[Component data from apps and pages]
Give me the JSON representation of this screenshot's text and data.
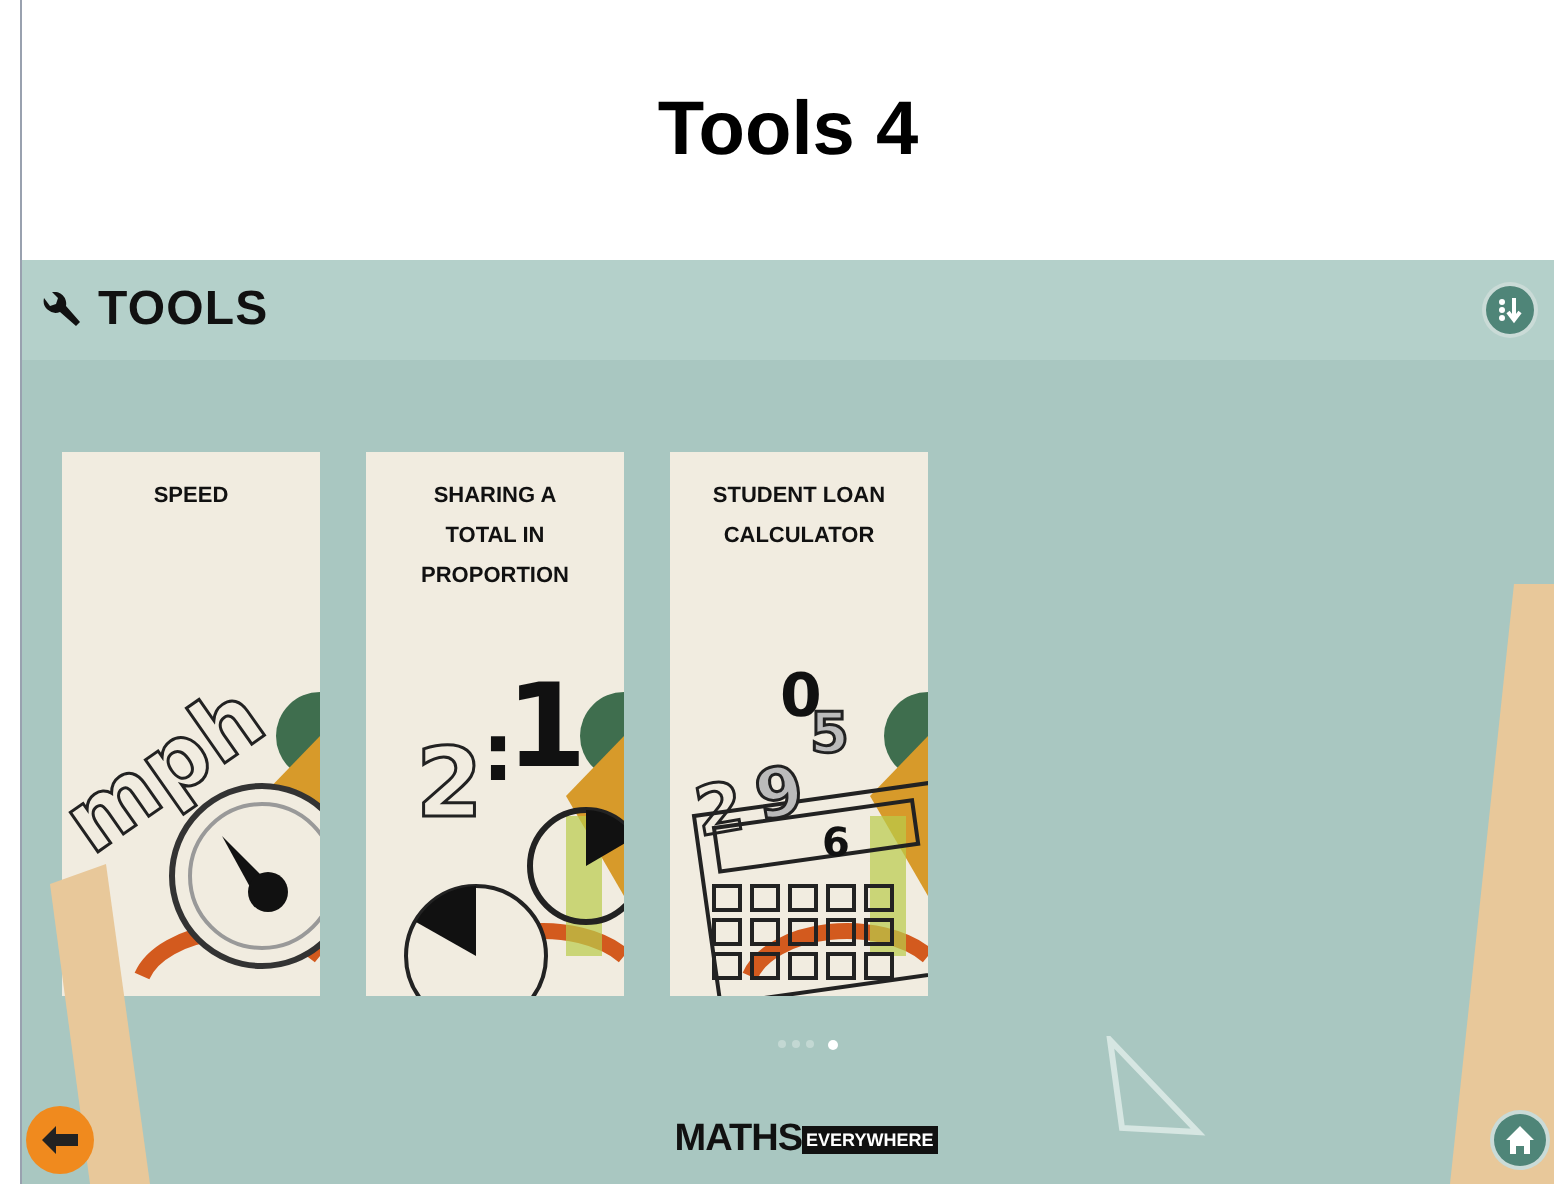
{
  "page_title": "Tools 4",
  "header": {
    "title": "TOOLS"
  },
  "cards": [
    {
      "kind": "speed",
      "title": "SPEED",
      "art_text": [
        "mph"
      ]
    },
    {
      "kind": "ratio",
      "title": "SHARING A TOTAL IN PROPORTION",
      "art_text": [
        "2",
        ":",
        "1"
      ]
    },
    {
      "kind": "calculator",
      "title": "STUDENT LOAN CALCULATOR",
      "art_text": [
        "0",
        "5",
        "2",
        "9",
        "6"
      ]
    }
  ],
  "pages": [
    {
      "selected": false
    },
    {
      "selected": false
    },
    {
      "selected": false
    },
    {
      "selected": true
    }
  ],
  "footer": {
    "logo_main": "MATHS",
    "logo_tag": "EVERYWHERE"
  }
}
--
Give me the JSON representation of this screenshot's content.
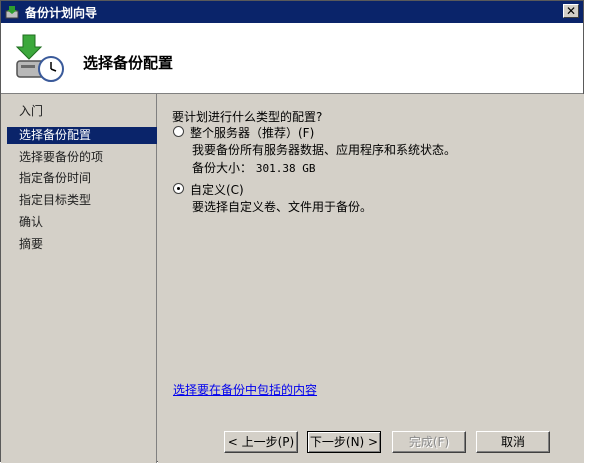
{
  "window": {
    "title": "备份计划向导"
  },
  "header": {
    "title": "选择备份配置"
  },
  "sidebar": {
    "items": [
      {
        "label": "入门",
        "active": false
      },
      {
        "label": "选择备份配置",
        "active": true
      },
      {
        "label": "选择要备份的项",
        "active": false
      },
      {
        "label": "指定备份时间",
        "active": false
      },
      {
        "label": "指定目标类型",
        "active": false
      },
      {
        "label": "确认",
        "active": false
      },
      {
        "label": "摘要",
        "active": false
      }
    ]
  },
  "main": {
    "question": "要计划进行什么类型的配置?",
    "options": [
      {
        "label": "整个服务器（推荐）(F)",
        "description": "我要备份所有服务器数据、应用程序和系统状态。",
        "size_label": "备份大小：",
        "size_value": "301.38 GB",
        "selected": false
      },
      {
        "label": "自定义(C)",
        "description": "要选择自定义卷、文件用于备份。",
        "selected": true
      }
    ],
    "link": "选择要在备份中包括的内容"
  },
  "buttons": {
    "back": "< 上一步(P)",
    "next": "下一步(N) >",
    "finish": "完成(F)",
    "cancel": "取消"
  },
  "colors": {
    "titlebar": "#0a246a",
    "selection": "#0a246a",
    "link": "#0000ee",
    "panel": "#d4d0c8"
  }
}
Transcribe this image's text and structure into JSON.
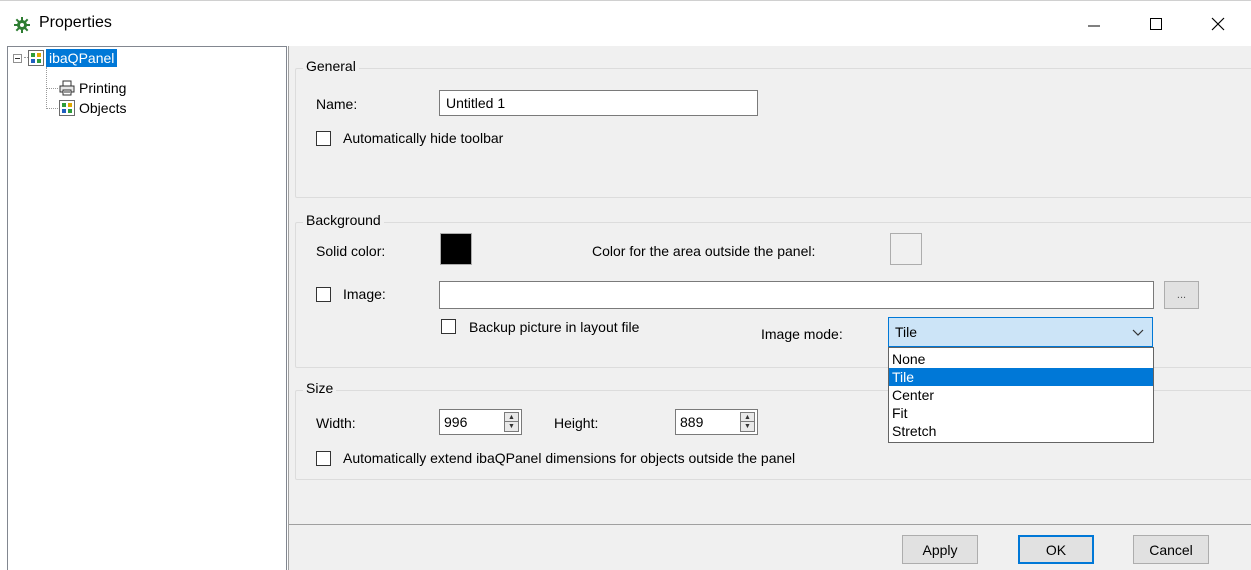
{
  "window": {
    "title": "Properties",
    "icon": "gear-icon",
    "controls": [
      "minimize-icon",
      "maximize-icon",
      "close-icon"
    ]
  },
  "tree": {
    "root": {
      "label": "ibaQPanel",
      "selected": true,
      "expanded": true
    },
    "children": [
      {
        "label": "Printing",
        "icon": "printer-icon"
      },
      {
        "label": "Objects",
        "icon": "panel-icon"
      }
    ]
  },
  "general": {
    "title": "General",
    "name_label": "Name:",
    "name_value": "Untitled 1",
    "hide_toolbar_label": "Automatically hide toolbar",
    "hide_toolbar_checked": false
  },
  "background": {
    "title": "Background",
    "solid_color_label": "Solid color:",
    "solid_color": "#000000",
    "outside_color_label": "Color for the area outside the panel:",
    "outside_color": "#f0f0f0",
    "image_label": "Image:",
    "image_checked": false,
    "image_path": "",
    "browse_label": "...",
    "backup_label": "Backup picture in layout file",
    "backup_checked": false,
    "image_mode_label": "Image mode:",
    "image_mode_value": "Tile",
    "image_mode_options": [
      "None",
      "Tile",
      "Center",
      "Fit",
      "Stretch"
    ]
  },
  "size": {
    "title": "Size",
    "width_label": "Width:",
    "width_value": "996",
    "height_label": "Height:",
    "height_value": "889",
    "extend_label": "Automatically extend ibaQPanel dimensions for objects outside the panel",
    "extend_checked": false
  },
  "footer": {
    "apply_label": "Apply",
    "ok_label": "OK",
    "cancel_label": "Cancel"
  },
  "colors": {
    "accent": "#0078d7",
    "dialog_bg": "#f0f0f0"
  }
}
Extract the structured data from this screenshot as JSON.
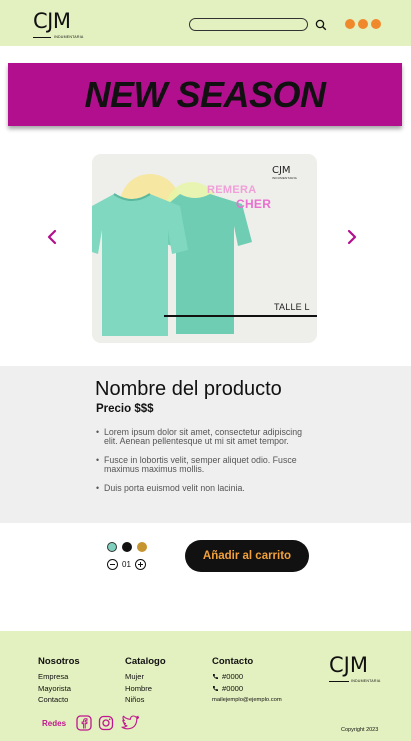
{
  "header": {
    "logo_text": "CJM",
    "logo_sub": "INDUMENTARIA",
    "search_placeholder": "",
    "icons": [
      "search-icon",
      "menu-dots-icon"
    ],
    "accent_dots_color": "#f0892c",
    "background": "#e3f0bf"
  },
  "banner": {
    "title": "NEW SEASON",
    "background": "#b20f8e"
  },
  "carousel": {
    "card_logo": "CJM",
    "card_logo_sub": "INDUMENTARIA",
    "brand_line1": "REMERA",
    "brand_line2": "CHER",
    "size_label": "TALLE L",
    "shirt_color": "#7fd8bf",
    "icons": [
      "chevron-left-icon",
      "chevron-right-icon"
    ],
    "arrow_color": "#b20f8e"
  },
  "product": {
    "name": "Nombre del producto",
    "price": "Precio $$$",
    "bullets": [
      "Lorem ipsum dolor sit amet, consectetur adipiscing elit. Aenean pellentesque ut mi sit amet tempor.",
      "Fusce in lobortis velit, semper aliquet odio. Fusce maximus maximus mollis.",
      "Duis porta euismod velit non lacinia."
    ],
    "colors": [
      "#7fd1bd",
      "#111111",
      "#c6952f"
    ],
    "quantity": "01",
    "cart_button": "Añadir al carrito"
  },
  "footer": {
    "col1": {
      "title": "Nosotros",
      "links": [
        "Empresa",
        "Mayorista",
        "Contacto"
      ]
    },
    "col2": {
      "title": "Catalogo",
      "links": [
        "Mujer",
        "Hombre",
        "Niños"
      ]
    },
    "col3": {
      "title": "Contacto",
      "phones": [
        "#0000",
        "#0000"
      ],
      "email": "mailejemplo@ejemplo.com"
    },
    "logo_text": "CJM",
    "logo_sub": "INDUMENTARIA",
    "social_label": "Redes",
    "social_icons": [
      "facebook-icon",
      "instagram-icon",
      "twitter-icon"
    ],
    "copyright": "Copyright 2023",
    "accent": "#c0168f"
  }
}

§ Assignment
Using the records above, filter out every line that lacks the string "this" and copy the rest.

§ Reply to the exercise
Give me the JSON representation of this screenshot's text and data.
Give me the JSON representation of this screenshot's content.
Transcribe this image's text and structure into JSON.
Extract the structured data from this screenshot as JSON.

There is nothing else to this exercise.